Systemic lupus erythematosus (SLE) is an autoimmune disease. This means that the immune system (which normally protects the body from infections) mistakenly attacks healthy tissue, causing inflammation, swelling and pain.

The symptoms and severity of SLE vary greatly between people. Many people experience tiredness, weight loss and a mildly raised temperature (fever). Other common symptoms of SLE include:

Taking part in this clinical research study will help us learn more about the investigational medication and SLE. The results may potentially improve the quality of life of people currently living with SLE and those who may develop the disease in the future.

SLE also has the potential to cause damage to affected parts of the body, such as the skin, joints, kidneys, brain and other organs.

No one knows why SLE occurs, but possible triggers include infections, certain medicines or sunlight. Hormonal changes may play a role in SLE, which could explain why the condition is much more common in women. Cigarette smoking and stress may also be factors in the development of SLE or cause symptoms to flare up.

SLE is not contagious but it does have a hereditary component, so careful reporting of family medical information is important.

Learn more about clinical research studies

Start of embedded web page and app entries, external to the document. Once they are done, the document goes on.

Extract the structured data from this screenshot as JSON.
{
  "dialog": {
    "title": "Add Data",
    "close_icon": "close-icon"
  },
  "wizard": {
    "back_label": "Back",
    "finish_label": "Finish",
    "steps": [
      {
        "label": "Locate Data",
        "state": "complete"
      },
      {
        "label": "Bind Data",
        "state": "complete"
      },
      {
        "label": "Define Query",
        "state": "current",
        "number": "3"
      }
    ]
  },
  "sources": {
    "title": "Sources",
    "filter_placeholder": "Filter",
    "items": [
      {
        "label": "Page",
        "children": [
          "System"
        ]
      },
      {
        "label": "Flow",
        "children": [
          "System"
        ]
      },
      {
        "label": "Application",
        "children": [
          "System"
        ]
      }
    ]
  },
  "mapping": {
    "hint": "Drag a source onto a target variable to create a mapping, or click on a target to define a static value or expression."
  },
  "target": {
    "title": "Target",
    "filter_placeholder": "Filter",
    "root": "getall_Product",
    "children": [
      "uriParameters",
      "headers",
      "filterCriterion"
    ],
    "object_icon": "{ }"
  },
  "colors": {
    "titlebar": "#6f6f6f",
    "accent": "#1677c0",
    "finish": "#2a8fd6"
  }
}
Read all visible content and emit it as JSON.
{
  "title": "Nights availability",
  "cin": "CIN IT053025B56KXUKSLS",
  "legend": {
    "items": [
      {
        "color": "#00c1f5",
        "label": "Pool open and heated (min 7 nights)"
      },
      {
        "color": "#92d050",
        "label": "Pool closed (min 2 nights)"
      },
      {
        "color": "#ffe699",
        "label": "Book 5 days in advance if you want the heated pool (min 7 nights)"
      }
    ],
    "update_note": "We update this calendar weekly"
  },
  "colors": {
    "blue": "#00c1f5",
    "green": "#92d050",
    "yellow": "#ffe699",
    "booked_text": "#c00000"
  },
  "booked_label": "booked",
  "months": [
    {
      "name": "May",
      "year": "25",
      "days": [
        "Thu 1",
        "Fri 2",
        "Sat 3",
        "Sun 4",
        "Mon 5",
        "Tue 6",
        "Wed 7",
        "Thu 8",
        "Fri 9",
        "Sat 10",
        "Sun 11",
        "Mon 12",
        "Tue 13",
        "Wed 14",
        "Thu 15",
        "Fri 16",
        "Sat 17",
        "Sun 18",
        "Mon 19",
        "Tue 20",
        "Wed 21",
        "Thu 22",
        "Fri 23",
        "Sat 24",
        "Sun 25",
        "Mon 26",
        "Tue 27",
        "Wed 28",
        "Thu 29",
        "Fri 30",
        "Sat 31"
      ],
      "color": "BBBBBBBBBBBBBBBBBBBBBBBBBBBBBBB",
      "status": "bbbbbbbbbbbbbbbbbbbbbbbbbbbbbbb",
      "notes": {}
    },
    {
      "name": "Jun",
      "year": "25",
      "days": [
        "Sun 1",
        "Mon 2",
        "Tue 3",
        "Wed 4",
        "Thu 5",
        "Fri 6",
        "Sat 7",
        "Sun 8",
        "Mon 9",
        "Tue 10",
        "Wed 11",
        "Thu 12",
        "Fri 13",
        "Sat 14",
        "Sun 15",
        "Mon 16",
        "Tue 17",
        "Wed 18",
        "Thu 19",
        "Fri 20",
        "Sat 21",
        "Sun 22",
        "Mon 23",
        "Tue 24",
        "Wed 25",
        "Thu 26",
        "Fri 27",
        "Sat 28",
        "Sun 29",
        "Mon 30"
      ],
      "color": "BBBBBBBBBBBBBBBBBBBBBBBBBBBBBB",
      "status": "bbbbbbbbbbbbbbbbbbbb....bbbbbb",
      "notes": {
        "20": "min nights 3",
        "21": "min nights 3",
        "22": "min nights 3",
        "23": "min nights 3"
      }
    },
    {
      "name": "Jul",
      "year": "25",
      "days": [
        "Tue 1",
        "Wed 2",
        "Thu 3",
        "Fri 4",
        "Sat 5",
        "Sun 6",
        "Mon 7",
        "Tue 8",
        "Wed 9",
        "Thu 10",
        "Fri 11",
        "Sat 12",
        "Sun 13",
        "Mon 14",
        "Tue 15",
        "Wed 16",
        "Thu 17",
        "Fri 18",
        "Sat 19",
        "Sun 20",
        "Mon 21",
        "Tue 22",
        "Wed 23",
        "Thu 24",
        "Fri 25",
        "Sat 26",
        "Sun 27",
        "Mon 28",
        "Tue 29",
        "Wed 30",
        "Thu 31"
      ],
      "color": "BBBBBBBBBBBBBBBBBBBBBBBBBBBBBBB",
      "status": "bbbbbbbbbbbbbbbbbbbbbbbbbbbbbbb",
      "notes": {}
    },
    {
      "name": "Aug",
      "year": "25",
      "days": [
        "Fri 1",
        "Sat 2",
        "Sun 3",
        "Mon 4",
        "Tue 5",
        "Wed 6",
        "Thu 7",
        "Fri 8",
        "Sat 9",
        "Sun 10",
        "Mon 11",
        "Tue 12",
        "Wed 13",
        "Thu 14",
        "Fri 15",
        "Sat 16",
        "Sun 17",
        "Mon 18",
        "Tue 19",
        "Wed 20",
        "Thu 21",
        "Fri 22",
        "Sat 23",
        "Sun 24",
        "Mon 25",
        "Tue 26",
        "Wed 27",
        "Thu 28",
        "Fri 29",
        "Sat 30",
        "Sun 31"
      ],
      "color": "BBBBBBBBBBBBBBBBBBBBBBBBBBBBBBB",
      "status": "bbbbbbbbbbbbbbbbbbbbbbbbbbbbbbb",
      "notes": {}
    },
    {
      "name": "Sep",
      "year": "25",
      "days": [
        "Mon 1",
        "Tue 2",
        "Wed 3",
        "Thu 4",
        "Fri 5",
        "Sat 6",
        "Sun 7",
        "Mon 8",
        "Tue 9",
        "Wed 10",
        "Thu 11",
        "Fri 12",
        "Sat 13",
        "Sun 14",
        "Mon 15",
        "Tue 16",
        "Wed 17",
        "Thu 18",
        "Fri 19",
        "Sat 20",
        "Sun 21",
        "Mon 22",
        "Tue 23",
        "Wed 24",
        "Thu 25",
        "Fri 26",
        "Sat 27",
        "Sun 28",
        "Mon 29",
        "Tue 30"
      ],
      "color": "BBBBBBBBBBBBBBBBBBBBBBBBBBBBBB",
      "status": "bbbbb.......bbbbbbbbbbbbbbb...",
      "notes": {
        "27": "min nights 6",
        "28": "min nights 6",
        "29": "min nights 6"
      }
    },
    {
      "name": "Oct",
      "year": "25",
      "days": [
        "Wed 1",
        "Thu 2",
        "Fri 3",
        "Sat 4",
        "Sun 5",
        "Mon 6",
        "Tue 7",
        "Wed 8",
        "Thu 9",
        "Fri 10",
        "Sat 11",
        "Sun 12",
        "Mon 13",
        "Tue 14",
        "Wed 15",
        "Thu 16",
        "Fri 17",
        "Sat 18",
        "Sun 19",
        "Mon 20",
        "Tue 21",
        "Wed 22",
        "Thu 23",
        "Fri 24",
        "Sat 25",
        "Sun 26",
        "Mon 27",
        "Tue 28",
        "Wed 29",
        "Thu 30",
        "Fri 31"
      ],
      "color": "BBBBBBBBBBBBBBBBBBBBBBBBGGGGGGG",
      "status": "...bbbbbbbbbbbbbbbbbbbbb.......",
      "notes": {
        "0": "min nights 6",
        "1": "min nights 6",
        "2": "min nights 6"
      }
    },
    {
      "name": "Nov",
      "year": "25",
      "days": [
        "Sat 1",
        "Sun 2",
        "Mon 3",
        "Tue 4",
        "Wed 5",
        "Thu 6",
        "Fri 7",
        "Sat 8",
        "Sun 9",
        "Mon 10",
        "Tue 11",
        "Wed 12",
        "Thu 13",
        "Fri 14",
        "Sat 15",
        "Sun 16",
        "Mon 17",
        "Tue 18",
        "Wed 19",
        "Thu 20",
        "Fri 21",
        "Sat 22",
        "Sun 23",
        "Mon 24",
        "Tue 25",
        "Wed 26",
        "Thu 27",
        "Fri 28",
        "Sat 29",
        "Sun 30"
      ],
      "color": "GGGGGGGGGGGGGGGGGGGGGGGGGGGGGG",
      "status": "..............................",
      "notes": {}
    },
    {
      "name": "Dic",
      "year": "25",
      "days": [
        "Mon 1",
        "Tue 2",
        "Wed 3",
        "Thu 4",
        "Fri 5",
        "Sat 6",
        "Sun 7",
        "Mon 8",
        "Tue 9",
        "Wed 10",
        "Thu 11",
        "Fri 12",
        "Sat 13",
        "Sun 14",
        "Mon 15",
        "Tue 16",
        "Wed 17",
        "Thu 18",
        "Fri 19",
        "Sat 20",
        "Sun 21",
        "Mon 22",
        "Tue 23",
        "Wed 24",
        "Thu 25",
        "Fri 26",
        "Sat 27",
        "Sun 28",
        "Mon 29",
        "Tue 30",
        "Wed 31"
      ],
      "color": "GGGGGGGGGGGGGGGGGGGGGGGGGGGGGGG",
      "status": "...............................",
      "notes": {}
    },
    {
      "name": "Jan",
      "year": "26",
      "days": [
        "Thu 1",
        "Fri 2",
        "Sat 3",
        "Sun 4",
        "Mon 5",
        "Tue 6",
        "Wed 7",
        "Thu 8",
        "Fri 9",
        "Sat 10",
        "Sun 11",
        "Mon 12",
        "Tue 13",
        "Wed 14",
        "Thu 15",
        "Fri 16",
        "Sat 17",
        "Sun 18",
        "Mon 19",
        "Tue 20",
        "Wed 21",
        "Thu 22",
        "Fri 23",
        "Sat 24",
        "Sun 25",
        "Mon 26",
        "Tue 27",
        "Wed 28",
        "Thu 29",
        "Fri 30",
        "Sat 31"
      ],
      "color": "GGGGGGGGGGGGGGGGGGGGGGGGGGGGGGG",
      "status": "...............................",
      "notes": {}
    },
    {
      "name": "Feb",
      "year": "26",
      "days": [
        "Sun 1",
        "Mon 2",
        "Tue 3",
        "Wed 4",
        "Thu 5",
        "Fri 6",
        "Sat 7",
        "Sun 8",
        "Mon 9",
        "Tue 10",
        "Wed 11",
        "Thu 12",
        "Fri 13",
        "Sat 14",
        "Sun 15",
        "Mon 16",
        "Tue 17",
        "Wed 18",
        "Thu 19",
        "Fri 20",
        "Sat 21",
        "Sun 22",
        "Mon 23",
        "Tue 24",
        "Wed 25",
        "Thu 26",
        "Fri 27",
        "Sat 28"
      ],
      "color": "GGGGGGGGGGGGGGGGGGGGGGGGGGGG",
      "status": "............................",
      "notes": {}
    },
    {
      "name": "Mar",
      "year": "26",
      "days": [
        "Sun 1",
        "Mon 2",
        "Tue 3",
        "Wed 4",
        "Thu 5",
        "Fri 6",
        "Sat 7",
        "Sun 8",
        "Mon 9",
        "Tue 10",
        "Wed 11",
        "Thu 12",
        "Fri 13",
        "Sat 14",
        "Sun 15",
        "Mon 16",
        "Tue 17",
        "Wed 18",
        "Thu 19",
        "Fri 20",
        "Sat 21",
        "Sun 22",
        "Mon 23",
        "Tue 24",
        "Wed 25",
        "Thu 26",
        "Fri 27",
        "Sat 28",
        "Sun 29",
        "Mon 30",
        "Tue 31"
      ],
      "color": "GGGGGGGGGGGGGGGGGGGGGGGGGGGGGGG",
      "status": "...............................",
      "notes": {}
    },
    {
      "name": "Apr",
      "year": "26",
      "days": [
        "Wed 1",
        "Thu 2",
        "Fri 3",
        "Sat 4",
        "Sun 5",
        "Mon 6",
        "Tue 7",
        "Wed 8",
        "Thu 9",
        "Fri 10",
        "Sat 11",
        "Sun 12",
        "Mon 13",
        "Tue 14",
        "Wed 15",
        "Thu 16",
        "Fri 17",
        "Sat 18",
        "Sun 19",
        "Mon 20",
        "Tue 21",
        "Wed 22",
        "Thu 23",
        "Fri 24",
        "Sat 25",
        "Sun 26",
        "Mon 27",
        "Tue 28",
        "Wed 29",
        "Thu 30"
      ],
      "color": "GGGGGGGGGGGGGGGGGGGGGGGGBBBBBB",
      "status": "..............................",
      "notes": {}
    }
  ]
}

Taking part in this clinical research study will help us learn more about the investigational medication and SLE. The results may potentially improve the quality of life of people currently living with SLE and those who may develop the disease in the future.